*Problem statement*: Where a line of the data below has the string "author", copy that line.

═════ Task inputs

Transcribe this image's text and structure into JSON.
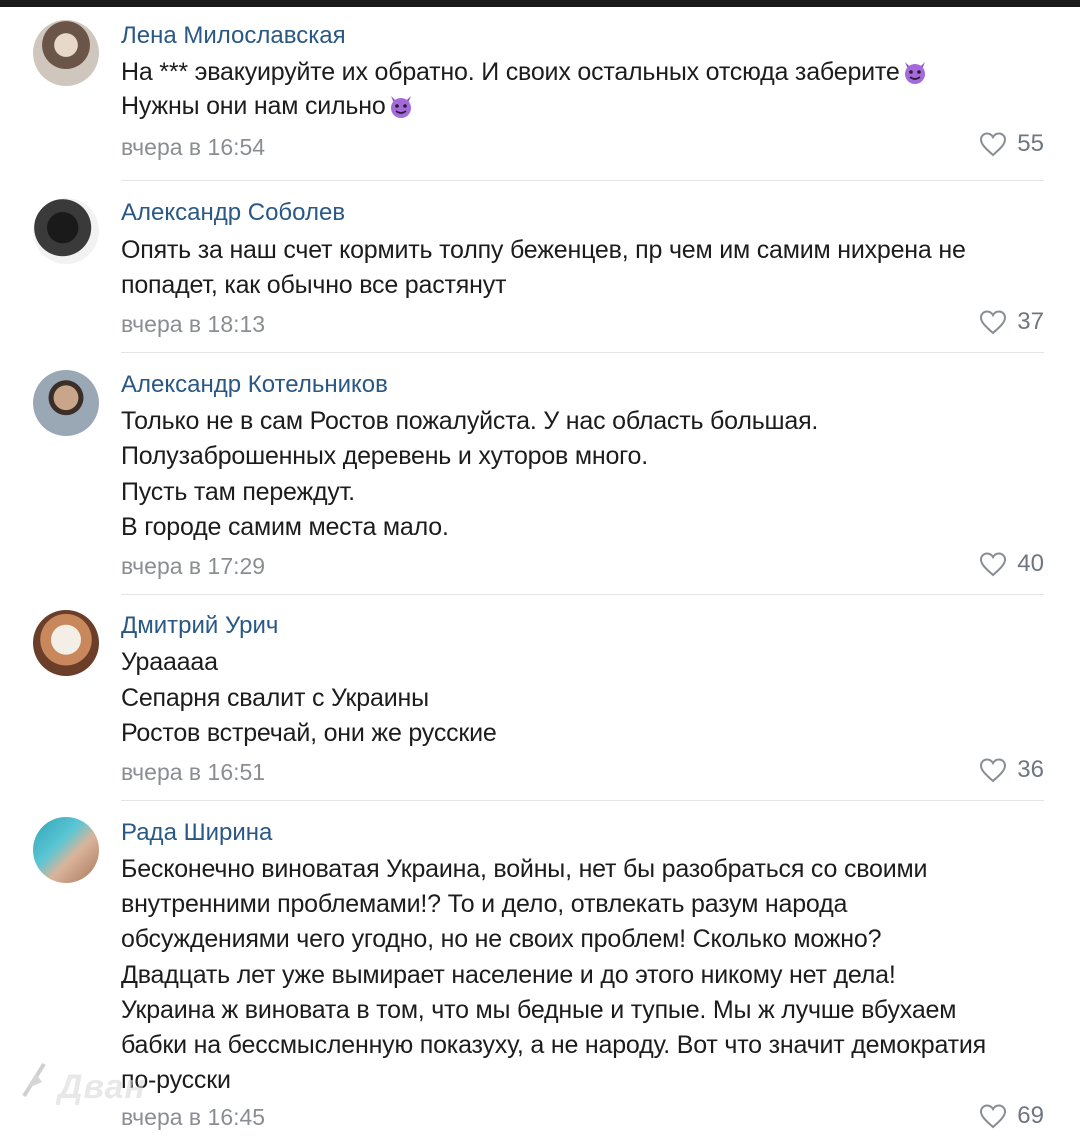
{
  "comments": [
    {
      "author": "Лена Милославская",
      "lines": [
        "На *** эвакуируйте их обратно. И своих остальных отсюда заберите",
        "Нужны они нам сильно"
      ],
      "emoji": "smiling-imp-emoji",
      "time": "вчера в 16:54",
      "likes": "55"
    },
    {
      "author": "Александр Соболев",
      "lines": [
        "Опять за наш счет кормить толпу беженцев, пр чем им самим нихрена не",
        "попадет, как обычно все растянут"
      ],
      "time": "вчера в 18:13",
      "likes": "37"
    },
    {
      "author": "Александр Котельников",
      "lines": [
        "Только не в сам Ростов пожалуйста. У нас область большая.",
        "Полузаброшенных деревень и хуторов много.",
        "Пусть там переждут.",
        "В городе самим места мало."
      ],
      "time": "вчера в 17:29",
      "likes": "40"
    },
    {
      "author": "Дмитрий Урич",
      "lines": [
        "Урааааа",
        "Сепарня свалит с Украины",
        "Ростов встречай, они же русские"
      ],
      "time": "вчера в 16:51",
      "likes": "36"
    },
    {
      "author": "Рада Ширина",
      "lines": [
        "Бесконечно виноватая Украина, войны, нет бы разобраться со своими",
        "внутренними проблемами!? То и дело, отвлекать разум народа",
        "обсуждениями чего угодно, но не своих проблем! Сколько можно?",
        "Двадцать лет уже вымирает население и до этого никому нет дела!",
        "Украина ж виновата в том, что мы бедные и тупые. Мы ж лучше вбухаем",
        "бабки на бессмысленную показуху, а не народу. Вот что значит демократия",
        "по-русски"
      ],
      "time": "вчера в 16:45",
      "likes": "69"
    }
  ],
  "watermark": "Дван",
  "colors": {
    "author": "#2a5885",
    "text": "#1c1c1c",
    "meta": "#8a8e93",
    "like": "#6f7680",
    "divider": "#e3e4e6",
    "emoji": "#9b59d0"
  }
}
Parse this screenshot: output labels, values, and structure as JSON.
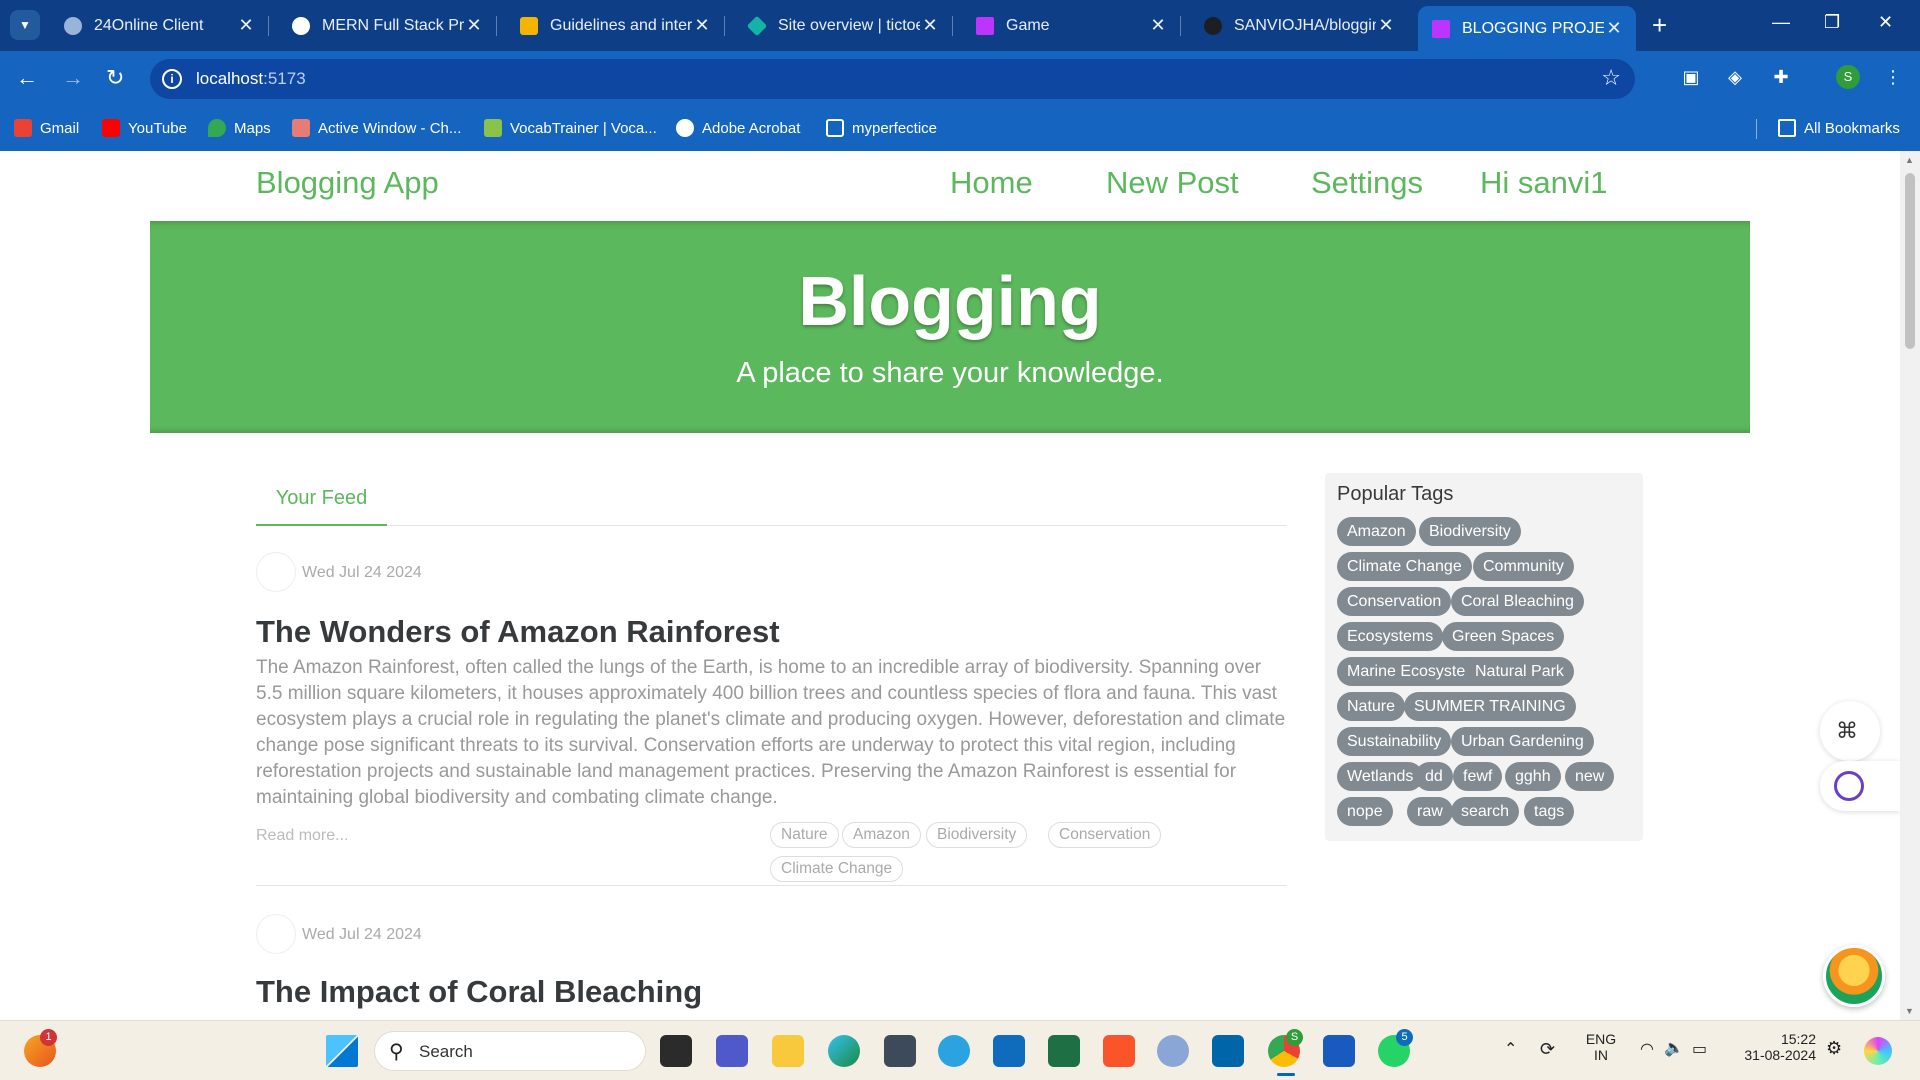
{
  "browser": {
    "tabs": [
      {
        "title": "24Online Client",
        "active": false,
        "fav_color": "#9ab4d8"
      },
      {
        "title": "MERN Full Stack Proj",
        "active": false,
        "fav_color": "#ffffff"
      },
      {
        "title": "Guidelines and interf",
        "active": false,
        "fav_color": "#f4b400"
      },
      {
        "title": "Site overview | tictoe",
        "active": false,
        "fav_color": "#12b5a5"
      },
      {
        "title": "Game",
        "active": false,
        "fav_color": "#bd34fe"
      },
      {
        "title": "SANVIOJHA/bloggin",
        "active": false,
        "fav_color": "#1b1f24"
      },
      {
        "title": "BLOGGING PROJECT",
        "active": true,
        "fav_color": "#bd34fe"
      }
    ],
    "new_tab_label": "+",
    "url_host": "localhost",
    "url_port": ":5173",
    "profile_initial": "S",
    "bookmarks": [
      {
        "label": "Gmail",
        "icon": "gmail-icon",
        "color": "#ea4335"
      },
      {
        "label": "YouTube",
        "icon": "youtube-icon",
        "color": "#ff0000"
      },
      {
        "label": "Maps",
        "icon": "maps-icon",
        "color": "#34a853"
      },
      {
        "label": "Active Window - Ch...",
        "icon": "app-icon",
        "color": "#e67c73"
      },
      {
        "label": "VocabTrainer | Voca...",
        "icon": "check-icon",
        "color": "#8bc34a"
      },
      {
        "label": "Adobe Acrobat",
        "icon": "globe-icon",
        "color": "#ffffff"
      },
      {
        "label": "myperfectice",
        "icon": "link-icon",
        "color": "#ffffff"
      }
    ],
    "all_bookmarks_label": "All Bookmarks"
  },
  "app": {
    "brand": "Blogging App",
    "nav": [
      "Home",
      "New Post",
      "Settings",
      "Hi sanvi1"
    ],
    "banner_title": "Blogging",
    "banner_subtitle": "A place to share your knowledge.",
    "feed_tab": "Your Feed",
    "read_more": "Read more...",
    "articles": [
      {
        "date": "Wed Jul 24 2024",
        "title": "The Wonders of Amazon Rainforest",
        "description": "The Amazon Rainforest, often called the lungs of the Earth, is home to an incredible array of biodiversity. Spanning over 5.5 million square kilometers, it houses approximately 400 billion trees and countless species of flora and fauna. This vast ecosystem plays a crucial role in regulating the planet's climate and producing oxygen. However, deforestation and climate change pose significant threats to its survival. Conservation efforts are underway to protect this vital region, including reforestation projects and sustainable land management practices. Preserving the Amazon Rainforest is essential for maintaining global biodiversity and combating climate change.",
        "tags": [
          "Nature",
          "Amazon",
          "Biodiversity",
          "Conservation",
          "Climate Change"
        ]
      },
      {
        "date": "Wed Jul 24 2024",
        "title": "The Impact of Coral Bleaching"
      }
    ],
    "popular_tags_title": "Popular Tags",
    "popular_tags": [
      "Amazon",
      "Biodiversity",
      "Climate Change",
      "Community",
      "Conservation",
      "Coral Bleaching",
      "Ecosystems",
      "Green Spaces",
      "Marine Ecosystems",
      "Natural Park",
      "Nature",
      "SUMMER TRAINING",
      "Sustainability",
      "Urban Gardening",
      "Wetlands",
      "dd",
      "fewf",
      "gghh",
      "new",
      "nope",
      "raw",
      "search",
      "tags"
    ],
    "accent_color": "#5cb85c"
  },
  "taskbar": {
    "search_label": "Search",
    "tray_lang_1": "ENG",
    "tray_lang_2": "IN",
    "time": "15:22",
    "date": "31-08-2024",
    "notification_count": "1",
    "chrome_badge": "S",
    "whatsapp_badge": "5"
  }
}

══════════

*Result for this task*:
      "author": "Лена Милославская",
      "author": "Александр Соболев",
      "author": "Александр Котельников",
      "author": "Дмитрий Урич",
      "author": "Рада Ширина",
    "author": "#2a5885",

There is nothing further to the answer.